‘Meanwhile, let us have a sip of tea. The afternoon glow is brightening the bamboos, the fountains are bubbling with delight, the soughing of the pines is heard in our kettle. Let us dream of evanescence and linger in the beautiful foolishness of things.’
Much more than a simple art representation, the way of tea is a way of life. For Okakura Kakuzô (the writer behind The Book of Tea), the ‘way of tea’ symbolizes the true democratic spirit of the Orient nations, making their connoisseurs the aristocrats of taste. He sees this path as a spiritual culture that can metamorphose itself on ‘art of life’.
The first documented evidence of tea in Japan dates to the 9th century, when a Buddhist monk passed by the land of the rising sun on his way back to China. Before it became a beverage, tea was alone prepared for medical purposes. Lu Yu, the first known tea poet wrote the The Classic of Tea, a treatise on cultivating, making and drinking tea.

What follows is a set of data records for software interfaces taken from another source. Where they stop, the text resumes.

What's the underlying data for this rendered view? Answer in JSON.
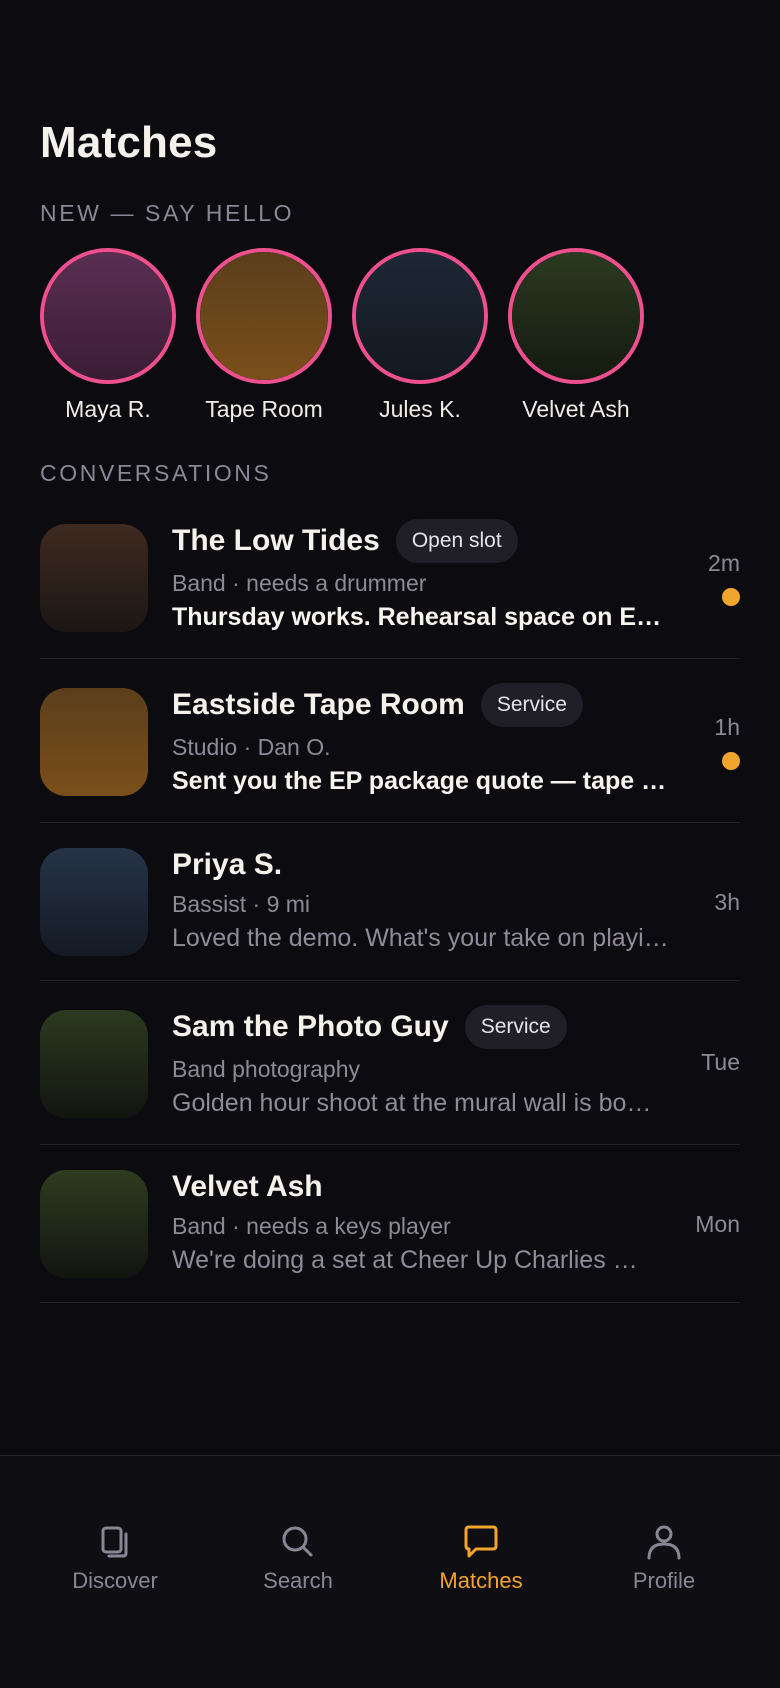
{
  "header": {
    "title": "Matches"
  },
  "new_matches": {
    "label": "NEW — SAY HELLO",
    "items": [
      {
        "name": "Maya R.",
        "color_top": "#5a2f52",
        "color_bottom": "#3a1c35"
      },
      {
        "name": "Tape Room",
        "color_top": "#5b3e1c",
        "color_bottom": "#7a4f1a"
      },
      {
        "name": "Jules K.",
        "color_top": "#1e2836",
        "color_bottom": "#131820"
      },
      {
        "name": "Velvet Ash",
        "color_top": "#2c3a20",
        "color_bottom": "#141a10"
      }
    ]
  },
  "conversations": {
    "label": "CONVERSATIONS",
    "items": [
      {
        "name": "The Low Tides",
        "badge": "Open slot",
        "subtitle": "Band · needs a drummer",
        "message": "Thursday works. Rehearsal space on E…",
        "time": "2m",
        "unread": true,
        "color_top": "#3e2a20",
        "color_bottom": "#1c1614"
      },
      {
        "name": "Eastside Tape Room",
        "badge": "Service",
        "subtitle": "Studio · Dan O.",
        "message": "Sent you the EP package quote — tape …",
        "time": "1h",
        "unread": true,
        "color_top": "#5b3e1c",
        "color_bottom": "#7a4f1a"
      },
      {
        "name": "Priya S.",
        "badge": "",
        "subtitle": "Bassist · 9 mi",
        "message": "Loved the demo. What's your take on playi…",
        "time": "3h",
        "unread": false,
        "color_top": "#263448",
        "color_bottom": "#141a24"
      },
      {
        "name": "Sam the Photo Guy",
        "badge": "Service",
        "subtitle": "Band photography",
        "message": "Golden hour shoot at the mural wall is bo…",
        "time": "Tue",
        "unread": false,
        "color_top": "#2c3a20",
        "color_bottom": "#121510"
      },
      {
        "name": "Velvet Ash",
        "badge": "",
        "subtitle": "Band · needs a keys player",
        "message": "We're doing a set at Cheer Up Charlies …",
        "time": "Mon",
        "unread": false,
        "color_top": "#2e3c20",
        "color_bottom": "#121510"
      }
    ]
  },
  "tabbar": {
    "items": [
      {
        "label": "Discover",
        "icon": "cards-icon",
        "active": false
      },
      {
        "label": "Search",
        "icon": "search-icon",
        "active": false
      },
      {
        "label": "Matches",
        "icon": "chat-bubble-icon",
        "active": true
      },
      {
        "label": "Profile",
        "icon": "person-icon",
        "active": false
      }
    ]
  },
  "colors": {
    "accent": "#f2a52d",
    "ring": "#ee4f8f",
    "background": "#0c0b0f"
  }
}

His book breed from the Buddhism, Taoism and Confucianism way of thinking and for him, tea symbolized the harmony and the mysterious unity of the universe.
In its beginning, tea was merely used in religious rituals in Buddhist monasteries. But, by the 13th century, when the Kamakura Shogunate ruled, tea was already perceived as a status symbol among the warrior class.
There were those who criticized the use of tea as a beverage, claiming that it would diminish the charm and status of the men and the beauty of women. Fortunately for us, those conceits did not go far and in the 15th century, Japan grant tea with the signature of nobility, creating a truthful aesthetic religion: The Way of Tea.
It derived from Taoism by its acceptance of the world as it is and by the Zen Buddhism for realizing that greatness can be achieved in little things and simple pleasures. We can say that Taoism fundamentals give the way of tea its aesthetical ideal and Zen put it to practice.
Japanese customs, garments, cooking, paintings, architecture and literature were influenced by the way of tea. For Japanese, tea’s philosophy can express their global conception of human and nature. By this time, tea was considered one of the pleasures of refined society and its cult was founded through the adoration of beauty in the triviality of everyday life.
The Way of Tea found its expression with the Chanoyu – Japanese tea ceremony.
“(…) The beverage grew to be an excuse for the worship of purity and refinement, a sacred function at which the host and guest joined to produce for that occasion the utmost beatitude of the mundane. The tea-room was an oasis in the dreary waste of existence where weary travelers could meet to drink from the common spring of art-appreciation (…) Not a color to disturb the tone of the room, not a sound to mar the rhythm of things, not a gesture to obtrude on the harmony, not a word to break the unity of the surroundings, all movements to be performed simply and naturally – such were the aims of the tea-ceremony (…).”
In Okakura’s words it’s easy to say that the tea ceremony has a strongly defined procedure. If you want to know more about it, click here.
Apart from the ritual of the tea ceremony, the Chanoyu was structured bearing in mind five fundamentals:
- Hanging Scroll: they play a central role in tea ceremony. Often written by famous calligraphers or Buddhist monks, they inform the guests about the theme of the tea gathering (for example: wa-kei-sei-jaku, which literally translated means ‘harmony’, ‘respect’, ‘purity’ and ‘tranquility’, the four key principles of the Way of Tea).
- Flower arrangements: “We eat, drink, sing, dance, and flirt with them. We wed and christen with flowers. We dare not die without them.” Okakura says everything. It’s unthinkable to have a tea ceremony without the presence of flowers.
- Meal: There’s a meal served in the tea ceremony. Only fresh seasonal ingredients are used and are prepared in ways to enhance their flavor.
- Clothing: Man, and woman are dressed with the kimono, because many of the movements and components of tea ceremony require it.
- Tea Room: The use of tatami flooring is of utmost importance. When walking on a tatami it is customary to shuffle. Shuffling forces one to slow down, to maintain erect posture and walk quietly.
The tea ceremony is a much wider and complex subject matter. And, although I cannot explain all of it to you in this article, Sen no Rikyu (the one who determined the way of tea as we know nowadays) as said in few words the real essence of it: ‘The art of tea consists in nothing else but boiling water, making tea, and sipping it.’